- Task instructions
Search the listing for the word "AnduinOS". Copy every line where it is found.

- Recorded data
※

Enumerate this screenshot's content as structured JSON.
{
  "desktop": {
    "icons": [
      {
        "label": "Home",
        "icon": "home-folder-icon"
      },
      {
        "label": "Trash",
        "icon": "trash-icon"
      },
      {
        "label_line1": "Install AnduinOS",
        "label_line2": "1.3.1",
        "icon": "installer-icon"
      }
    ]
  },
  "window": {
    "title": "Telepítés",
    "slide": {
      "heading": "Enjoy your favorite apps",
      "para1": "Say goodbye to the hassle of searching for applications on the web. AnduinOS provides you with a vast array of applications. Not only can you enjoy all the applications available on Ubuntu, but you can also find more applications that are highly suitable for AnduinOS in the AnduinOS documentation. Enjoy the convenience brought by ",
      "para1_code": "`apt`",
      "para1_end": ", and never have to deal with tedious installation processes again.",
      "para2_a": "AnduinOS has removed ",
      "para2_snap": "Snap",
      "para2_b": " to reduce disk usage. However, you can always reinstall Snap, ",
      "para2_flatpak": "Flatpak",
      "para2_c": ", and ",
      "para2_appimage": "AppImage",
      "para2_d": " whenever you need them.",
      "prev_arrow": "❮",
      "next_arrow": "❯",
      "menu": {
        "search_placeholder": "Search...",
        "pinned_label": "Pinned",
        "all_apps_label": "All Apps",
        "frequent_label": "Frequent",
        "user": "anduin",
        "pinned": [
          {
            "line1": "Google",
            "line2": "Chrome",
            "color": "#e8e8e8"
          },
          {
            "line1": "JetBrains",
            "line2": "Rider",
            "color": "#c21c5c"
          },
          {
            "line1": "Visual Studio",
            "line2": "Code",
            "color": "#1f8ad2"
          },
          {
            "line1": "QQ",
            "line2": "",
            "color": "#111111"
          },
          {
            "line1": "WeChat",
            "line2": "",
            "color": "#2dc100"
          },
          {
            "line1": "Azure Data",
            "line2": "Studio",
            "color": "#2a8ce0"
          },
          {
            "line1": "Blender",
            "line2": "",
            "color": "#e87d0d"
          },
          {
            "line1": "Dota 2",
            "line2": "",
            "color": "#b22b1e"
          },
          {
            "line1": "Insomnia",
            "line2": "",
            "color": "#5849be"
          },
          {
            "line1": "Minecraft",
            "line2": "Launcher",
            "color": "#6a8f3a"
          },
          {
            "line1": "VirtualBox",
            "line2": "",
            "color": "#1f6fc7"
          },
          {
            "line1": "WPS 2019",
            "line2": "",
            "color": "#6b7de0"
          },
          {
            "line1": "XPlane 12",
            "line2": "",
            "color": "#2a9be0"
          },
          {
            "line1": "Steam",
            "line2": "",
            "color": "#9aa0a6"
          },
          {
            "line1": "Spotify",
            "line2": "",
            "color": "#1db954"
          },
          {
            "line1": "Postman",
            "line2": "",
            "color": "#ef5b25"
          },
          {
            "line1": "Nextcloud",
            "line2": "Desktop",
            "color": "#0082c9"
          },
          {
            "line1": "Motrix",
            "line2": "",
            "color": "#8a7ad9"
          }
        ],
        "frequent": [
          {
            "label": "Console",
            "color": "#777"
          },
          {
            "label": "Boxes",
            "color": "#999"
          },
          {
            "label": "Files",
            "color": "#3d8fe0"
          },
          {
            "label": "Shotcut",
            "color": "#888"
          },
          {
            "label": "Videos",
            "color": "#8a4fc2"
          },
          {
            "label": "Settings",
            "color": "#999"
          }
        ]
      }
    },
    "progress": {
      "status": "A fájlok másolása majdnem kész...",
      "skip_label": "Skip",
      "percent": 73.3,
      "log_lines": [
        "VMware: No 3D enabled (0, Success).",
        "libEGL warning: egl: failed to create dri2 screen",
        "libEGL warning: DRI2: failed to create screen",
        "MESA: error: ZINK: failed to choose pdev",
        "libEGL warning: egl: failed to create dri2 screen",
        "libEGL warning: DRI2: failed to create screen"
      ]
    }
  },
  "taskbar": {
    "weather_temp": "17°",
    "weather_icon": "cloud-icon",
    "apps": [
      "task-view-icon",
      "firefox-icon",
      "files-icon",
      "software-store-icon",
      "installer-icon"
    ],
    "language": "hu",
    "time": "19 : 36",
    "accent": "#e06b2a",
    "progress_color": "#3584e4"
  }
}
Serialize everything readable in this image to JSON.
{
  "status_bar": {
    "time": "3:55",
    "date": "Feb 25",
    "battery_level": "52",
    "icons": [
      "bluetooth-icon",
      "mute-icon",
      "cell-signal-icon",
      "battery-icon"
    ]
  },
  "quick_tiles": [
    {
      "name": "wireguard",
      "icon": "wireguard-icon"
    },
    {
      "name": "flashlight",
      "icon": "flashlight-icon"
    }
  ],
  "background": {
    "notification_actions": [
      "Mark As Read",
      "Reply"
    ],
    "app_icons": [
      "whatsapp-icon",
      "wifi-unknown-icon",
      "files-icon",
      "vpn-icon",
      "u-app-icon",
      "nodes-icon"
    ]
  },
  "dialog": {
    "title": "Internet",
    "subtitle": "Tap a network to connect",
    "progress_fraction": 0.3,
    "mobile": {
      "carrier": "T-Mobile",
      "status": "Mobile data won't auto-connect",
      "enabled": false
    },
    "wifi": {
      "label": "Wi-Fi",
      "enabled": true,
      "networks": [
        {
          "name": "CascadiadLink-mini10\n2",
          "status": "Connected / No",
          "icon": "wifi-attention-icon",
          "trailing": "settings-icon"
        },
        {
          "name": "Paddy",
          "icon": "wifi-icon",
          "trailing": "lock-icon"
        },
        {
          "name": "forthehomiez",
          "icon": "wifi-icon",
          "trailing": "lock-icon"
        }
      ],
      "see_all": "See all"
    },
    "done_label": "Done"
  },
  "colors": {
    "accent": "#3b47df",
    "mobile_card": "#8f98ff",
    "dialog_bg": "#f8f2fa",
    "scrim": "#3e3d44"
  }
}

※

- Task result
        "label_line1": "Install AnduinOS",
      "para1": "Say goodbye to the hassle of searching for applications on the web. AnduinOS provides you with a vast array of applications. Not only can you enjoy all the applications available on Ubuntu, but you can also find more applications that are highly suitable for AnduinOS in the AnduinOS documentation. Enjoy the convenience brought by ",
      "para2_a": "AnduinOS has removed ",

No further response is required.